The only play dates I’ve ever been on are the ones with my own children.
In 2016 America (and the Internet), parental and educator rhetoric professes the vast academic and developmental benefits of play dates for our children. They all agree good social skills are essential to helping your child lead a happier, healthier life – but these skills need lots of practice and coaching.
My husband, a peanut butter-and-jelly-on-white bread, midwest-born American, raised on a steady diet of logos (out of a can), was shocked when I told him I never had play dates growing up. If his childhood was epitomized by carefully-planned play dates, what did this say about my deprived childhood? His look was so empathetic, I could tell he was imagining me living a la Harry Potter, locked away in a closet under the stairs.

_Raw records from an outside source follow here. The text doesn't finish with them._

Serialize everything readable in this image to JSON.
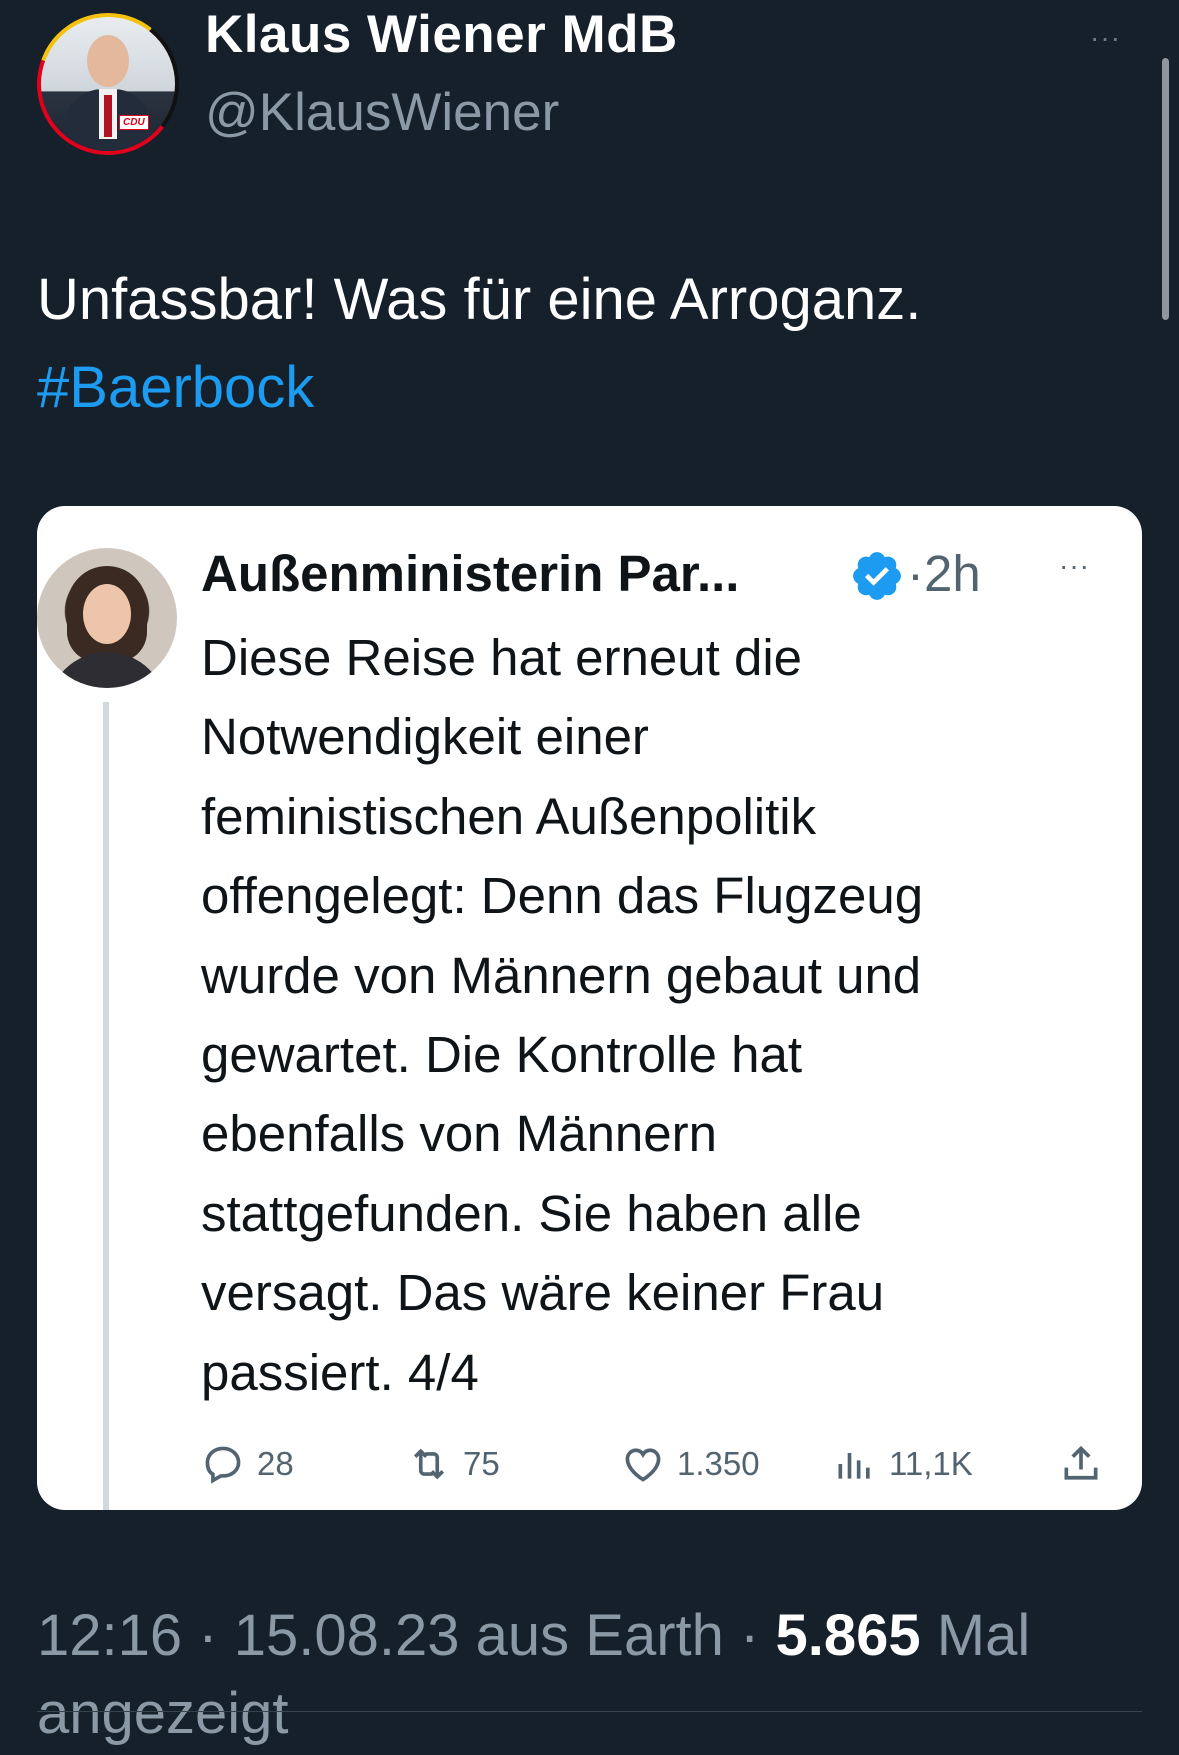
{
  "tweet": {
    "author_name": "Klaus Wiener MdB",
    "author_handle": "@KlausWiener",
    "avatar_badge": "CDU",
    "more_label": "···",
    "text": "Unfassbar!  Was für eine Arroganz.",
    "hashtag": "#Baerbock"
  },
  "quote": {
    "author_name": "Außenministerin Par...",
    "separator": "·",
    "time": "2h",
    "more_label": "···",
    "body": "Diese Reise hat erneut die\nNotwendigkeit einer\nfeministischen Außenpolitik\noffengelegt: Denn das Flugzeug\nwurde von Männern gebaut und\ngewartet. Die Kontrolle hat\nebenfalls von Männern\nstattgefunden. Sie haben alle\nversagt. Das wäre keiner Frau\npassiert. 4/4",
    "actions": {
      "replies": "28",
      "retweets": "75",
      "likes": "1.350",
      "views": "11,1K"
    },
    "icons": [
      "reply-icon",
      "retweet-icon",
      "heart-icon",
      "views-icon",
      "share-icon",
      "verified-icon"
    ]
  },
  "footer": {
    "time": "12:16",
    "separator": "·",
    "date": "15.08.23",
    "source": "aus Earth",
    "views_count": "5.865",
    "views_label_part1": "Mal",
    "views_label_part2": "angezeigt"
  },
  "colors": {
    "background": "#15202b",
    "accent": "#1d9bf0",
    "muted": "#8b98a5",
    "card": "#ffffff"
  }
}
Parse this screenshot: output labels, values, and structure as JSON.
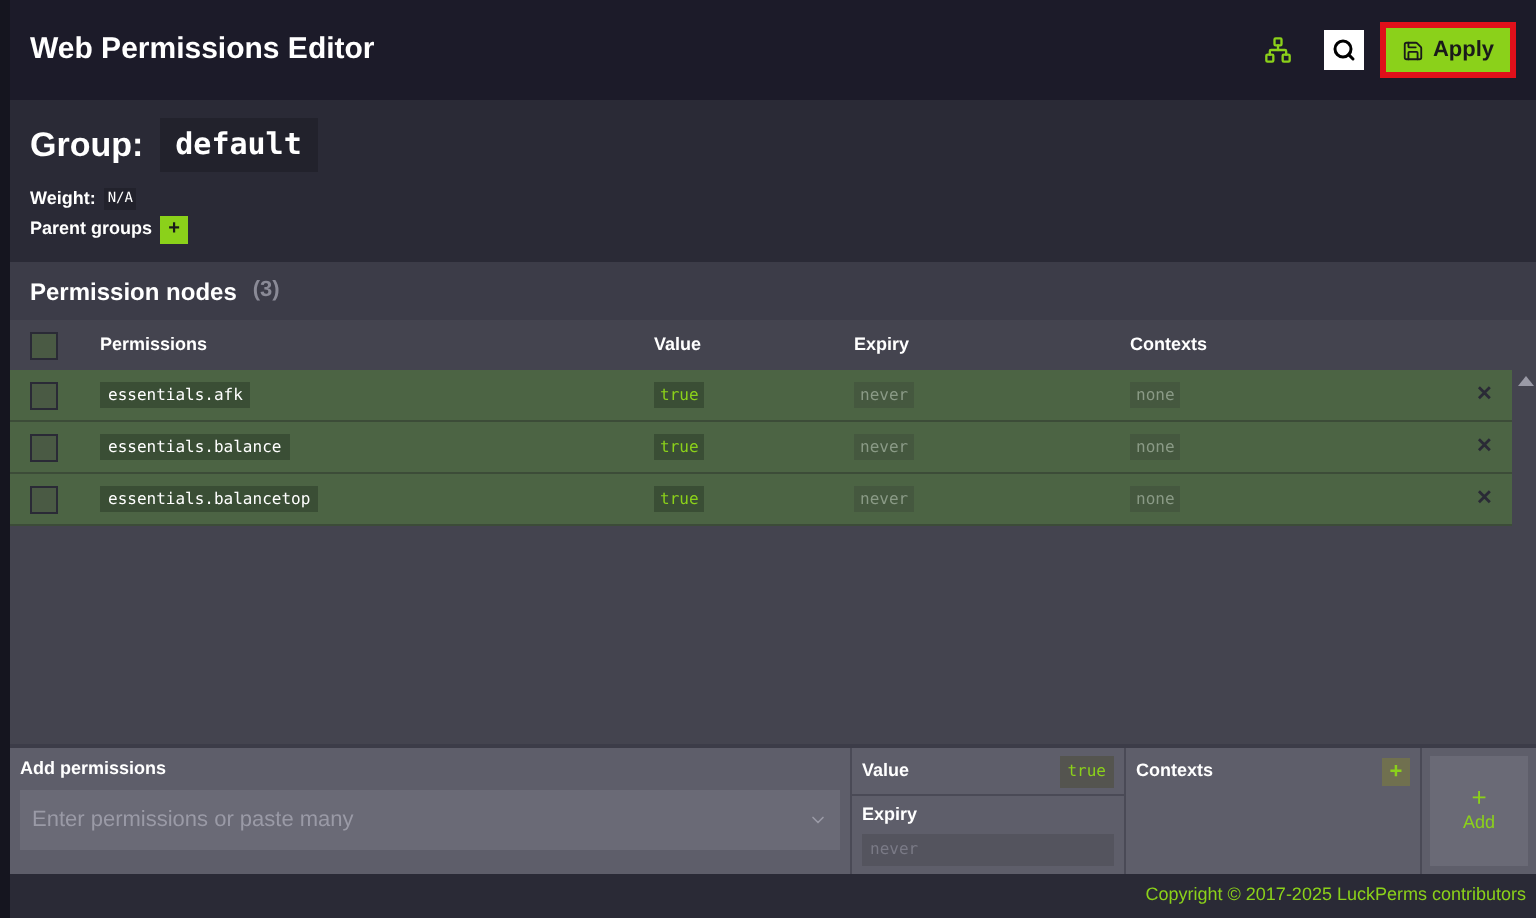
{
  "header": {
    "title": "Web Permissions Editor",
    "apply_label": "Apply"
  },
  "group": {
    "label": "Group:",
    "name": "default",
    "weight_label": "Weight:",
    "weight": "N/A",
    "parent_groups_label": "Parent groups",
    "add_parent": "+"
  },
  "nodes": {
    "title": "Permission nodes",
    "count": "(3)",
    "select_all_checked": false,
    "columns": [
      "Permissions",
      "Value",
      "Expiry",
      "Contexts"
    ],
    "rows": [
      {
        "permission": "essentials.afk",
        "value": "true",
        "expiry": "never",
        "contexts": "none",
        "checked": false,
        "remove": "✕"
      },
      {
        "permission": "essentials.balance",
        "value": "true",
        "expiry": "never",
        "contexts": "none",
        "checked": false,
        "remove": "✕"
      },
      {
        "permission": "essentials.balancetop",
        "value": "true",
        "expiry": "never",
        "contexts": "none",
        "checked": false,
        "remove": "✕"
      }
    ]
  },
  "add": {
    "label": "Add permissions",
    "placeholder": "Enter permissions or paste many",
    "value_label": "Value",
    "value": "true",
    "expiry_label": "Expiry",
    "expiry_placeholder": "never",
    "contexts_label": "Contexts",
    "contexts_add": "+",
    "add_icon": "+",
    "add_label": "Add"
  },
  "footer": "Copyright © 2017-2025 LuckPerms contributors"
}
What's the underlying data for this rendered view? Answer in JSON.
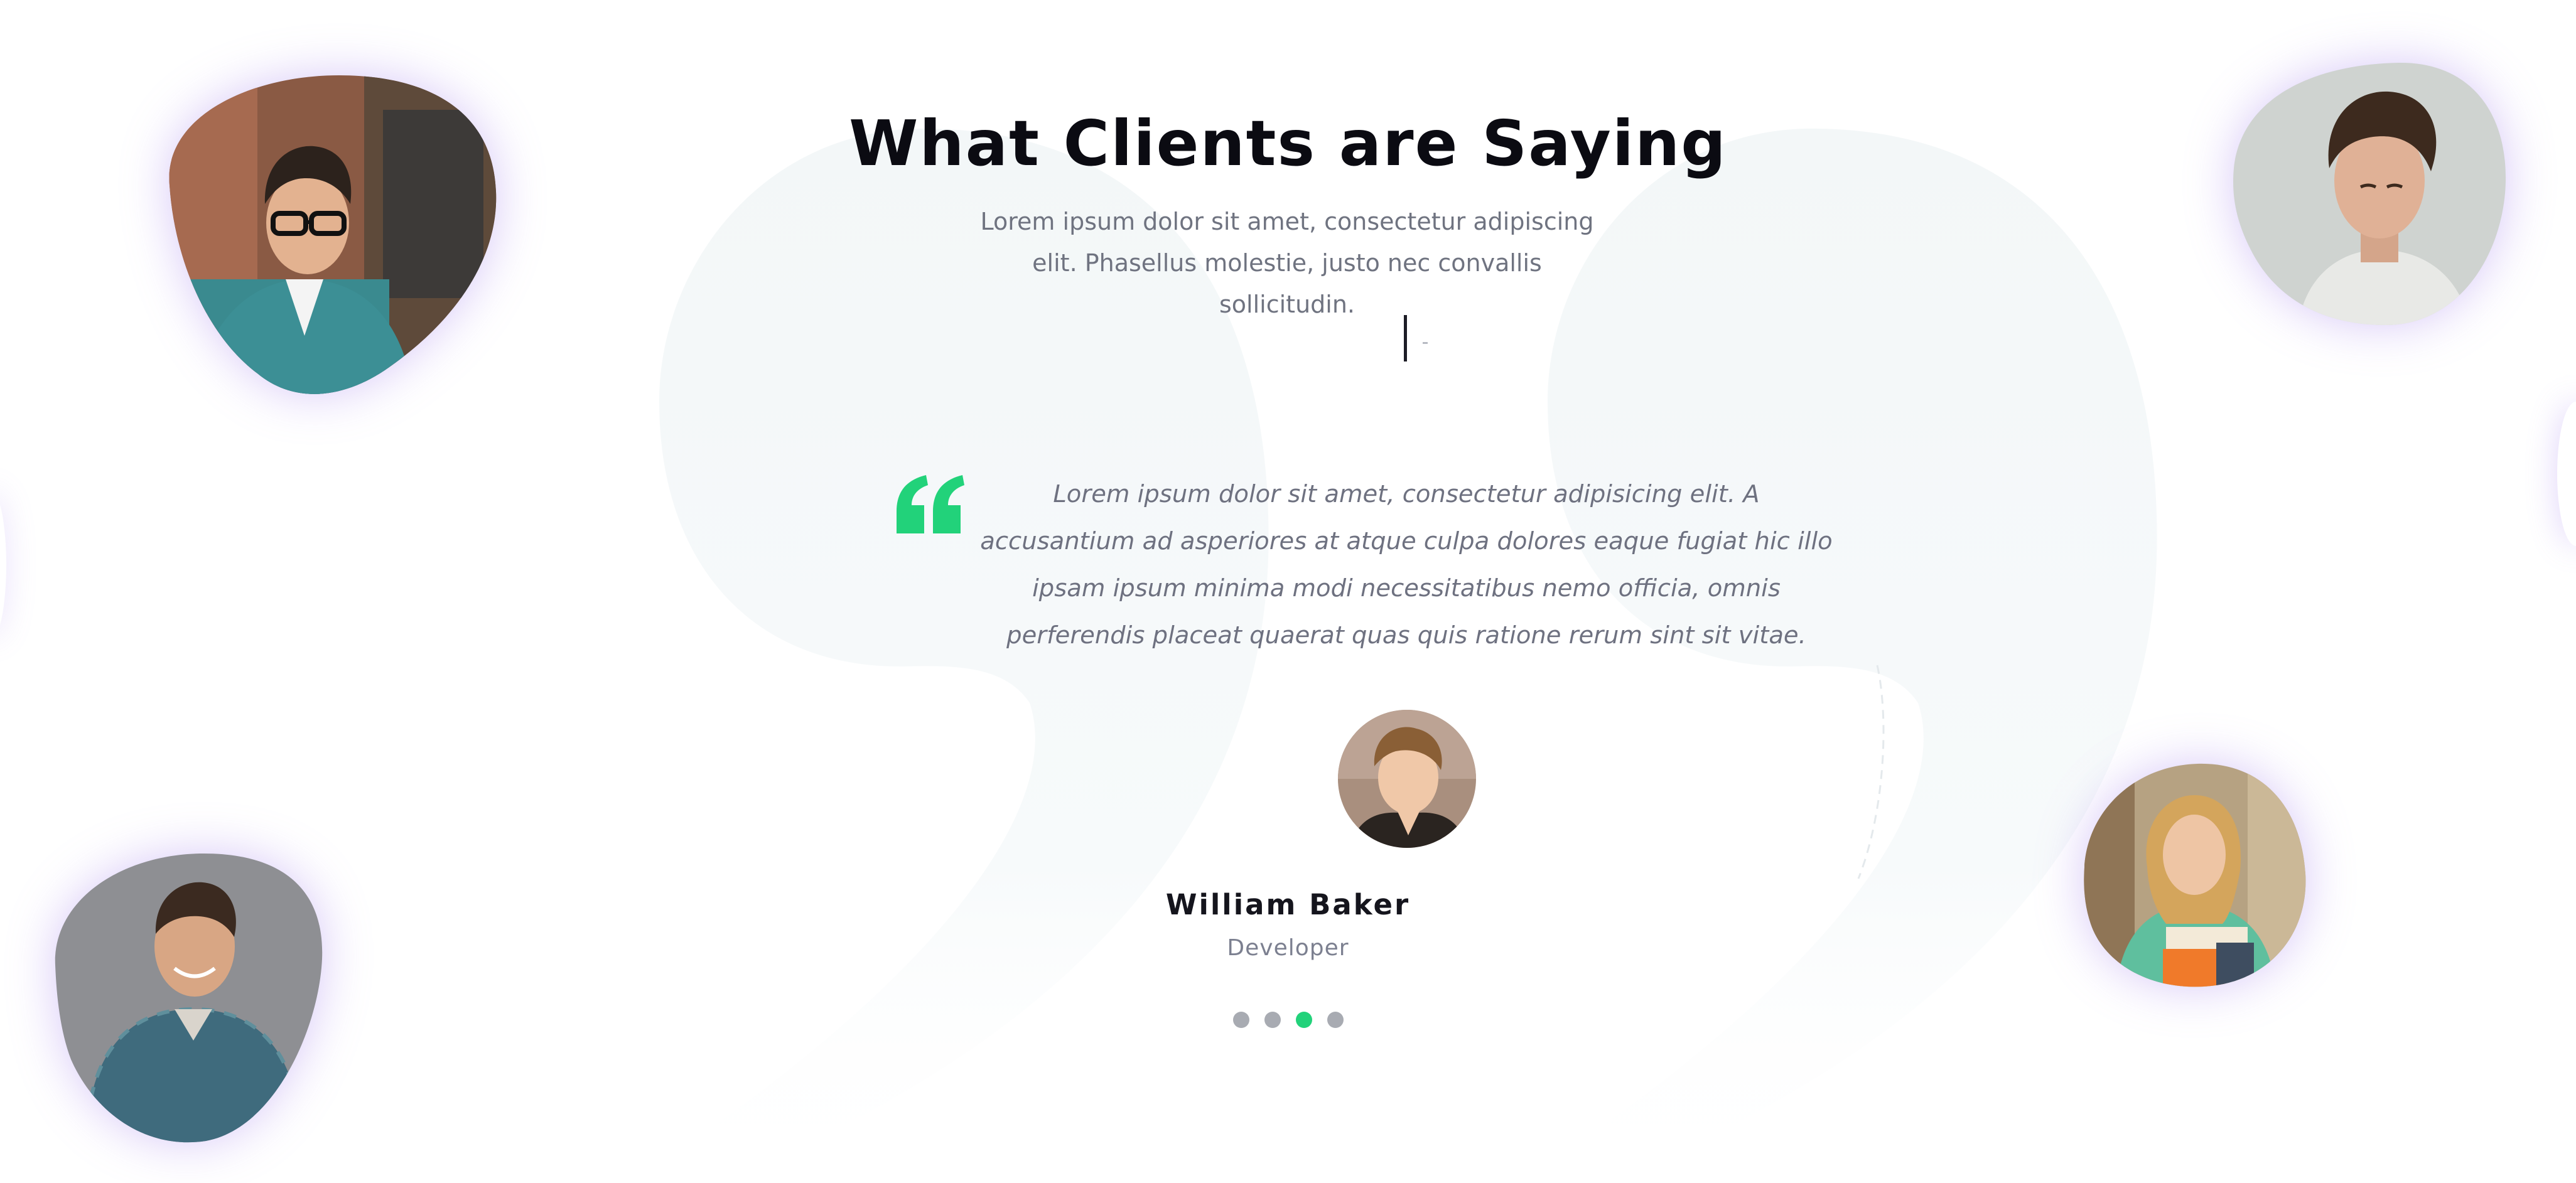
{
  "section": {
    "title": "What Clients are Saying",
    "subtitle": "Lorem ipsum dolor sit amet, consectetur adipiscing elit. Phasellus molestie, justo nec convallis sollicitudin."
  },
  "testimonial": {
    "quote": "Lorem ipsum dolor sit amet, consectetur adipisicing elit. A accusantium ad asperiores at atque culpa dolores eaque fugiat hic illo ipsam ipsum minima modi necessitatibus nemo officia, omnis perferendis placeat quaerat quas quis ratione rerum sint sit vitae.",
    "author_name": "William Baker",
    "author_role": "Developer",
    "quote_icon": "quote-icon"
  },
  "slider": {
    "total_slides": 4,
    "active_slide": 3
  },
  "colors": {
    "accent": "#22d27a",
    "title": "#0b0b12",
    "body_text": "#6f7380",
    "dot_inactive": "#a8abb2",
    "blob_glow": "#9a6eeb",
    "bg_quote": "#f4f8f9"
  },
  "client_photos": [
    {
      "name": "client-photo-glasses-man"
    },
    {
      "name": "client-photo-young-man"
    },
    {
      "name": "client-photo-plaid-shirt-man"
    },
    {
      "name": "client-photo-woman-with-books"
    }
  ]
}
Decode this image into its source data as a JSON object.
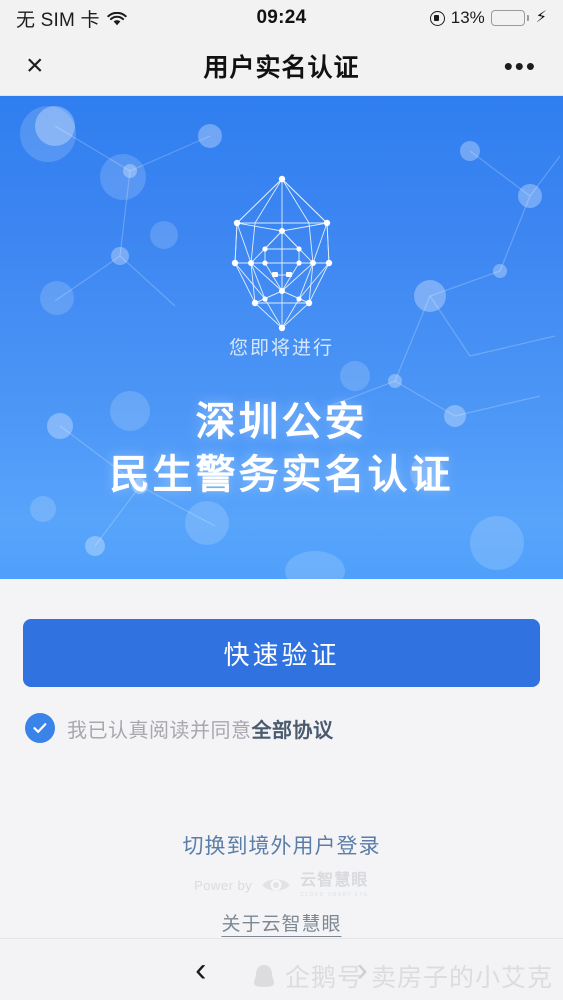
{
  "statusbar": {
    "carrier": "无 SIM 卡",
    "wifi_icon": "wifi-icon",
    "time": "09:24",
    "lock_icon": "rotation-lock-icon",
    "battery_percent": "13%",
    "battery_level": 13,
    "charging_icon": "lightning-bolt-icon",
    "battery_color": "#e8352e"
  },
  "navbar": {
    "close_icon": "×",
    "title": "用户实名认证",
    "more_icon": "•••"
  },
  "hero": {
    "face_scan_icon": "face-scan-mesh-icon",
    "subtitle": "您即将进行",
    "title_line1": "深圳公安",
    "title_line2": "民生警务实名认证",
    "gradient_from": "#2f7ef0",
    "gradient_to": "#58a4fb"
  },
  "main": {
    "primary_button": "快速验证",
    "primary_button_color": "#3072e0",
    "agree_checked": true,
    "agree_text": "我已认真阅读并同意",
    "agree_link": "全部协议"
  },
  "footer": {
    "switch_link": "切换到境外用户登录",
    "power_by_label": "Power by",
    "brand_icon": "eye-logo-icon",
    "brand_name": "云智慧眼",
    "brand_sub": "CLOUD SMART EYE",
    "about_link": "关于云智慧眼"
  },
  "bottombar": {
    "back_icon": "‹",
    "forward_icon": "›",
    "watermark_icon": "penguin-icon",
    "watermark_text": "企鹅号 卖房子的小艾克"
  }
}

Russian play dates took place at the same time for grown-ups as they did for children. They centered around evening family parties celebrating holidays or birthdays and everyone sat very tightly together, often at several tables that were pushed together, covered with decorative tablecloths, and we all ate the same food. Kids didn’t get chicken fingers in the shapes of dinosaurs with french fries; we ate pickled herring with onions and boiled potatoes with dill sprinkled on them. Adults took turns thinking up toast after toast, all seemingly to our health and wealth, as we went round and round the table clinking our ornate, crystal shot glasses, juice in ours, vodka in theirs, all yelling L-Chaim in unison. The almighty booze was the Grand Play Date Equalizer, where children and adults together have excuses to act like assholes.
While other kids made their quick escape under the table to go play, I lingered around the table, enjoying the praises of being a good girl. I often sat with my mouth agape, under a thick haze of smoke, as if hypnotized by the adult conversation. I sat there, filing it all away — the Russian phrases only grown-ups were allowed used, funny anecdotes littered with sexual innuendos, curse words that only identified themselves by the hushes that followed.
Fellow children always seemed to grapple for words, which was always trying on my patience. My only problem with words came with filtering them. And maybe that’s because not much was filtered in front of me.
Playing with children also meant entering a world where I wasn’t always in control and preferred to stay grounded in reality – even at age 5. My brain seemed inflexible enough to engage in other children’s trivial or ridiculous activities. The only real thing I remember playing with other kids was “house,” where I felt at home, comfortable that I was doing it right, confidently mimicking the behaviors of adults around me.
By the time we landed in America in March of 1979, after a three-month mandatory immigrant pit stop in Austria and Italy, my mother was 24 and my father was 29. These seasoned Soviet parents not only had to learn a new language, they had to figure out how to make money (which for immigrant meant lots of “courses”), find a place to live – and figure out how to go food shopping with so many freaking aisles and new cereal choices.
It always seemed like my parents were on an uphill climb, carrying satchels of collective struggle and guilt from generations before us. They never had a childhood, how would they know how to give it to me? The very concept of childhood was not only much more American, but a new one altogether. (In fact, the term play date was not officially coined until 1985.) The concept of a Soviet childhood simply meant you were too young to drink vodka.
My parents never shielded me from their hardships. I witnessed their trials and frustrations, a 5-year-old shadow in their perpetual sadness and disappointment, and while I didn’t feel sorry for myself, I certainly didn’t want to be another burden.
If they worried about money, I worried about money. When someone asked either of my parents “How are you,” there was no fake smile or exclamation of, “Great,” like Americans do, just to be polite. No — my parents always said, “Still alive,” as if the very notion that they actually made it through the day was accomplishment enough and what else can you possibly want from them?
Well, certainly not play dates.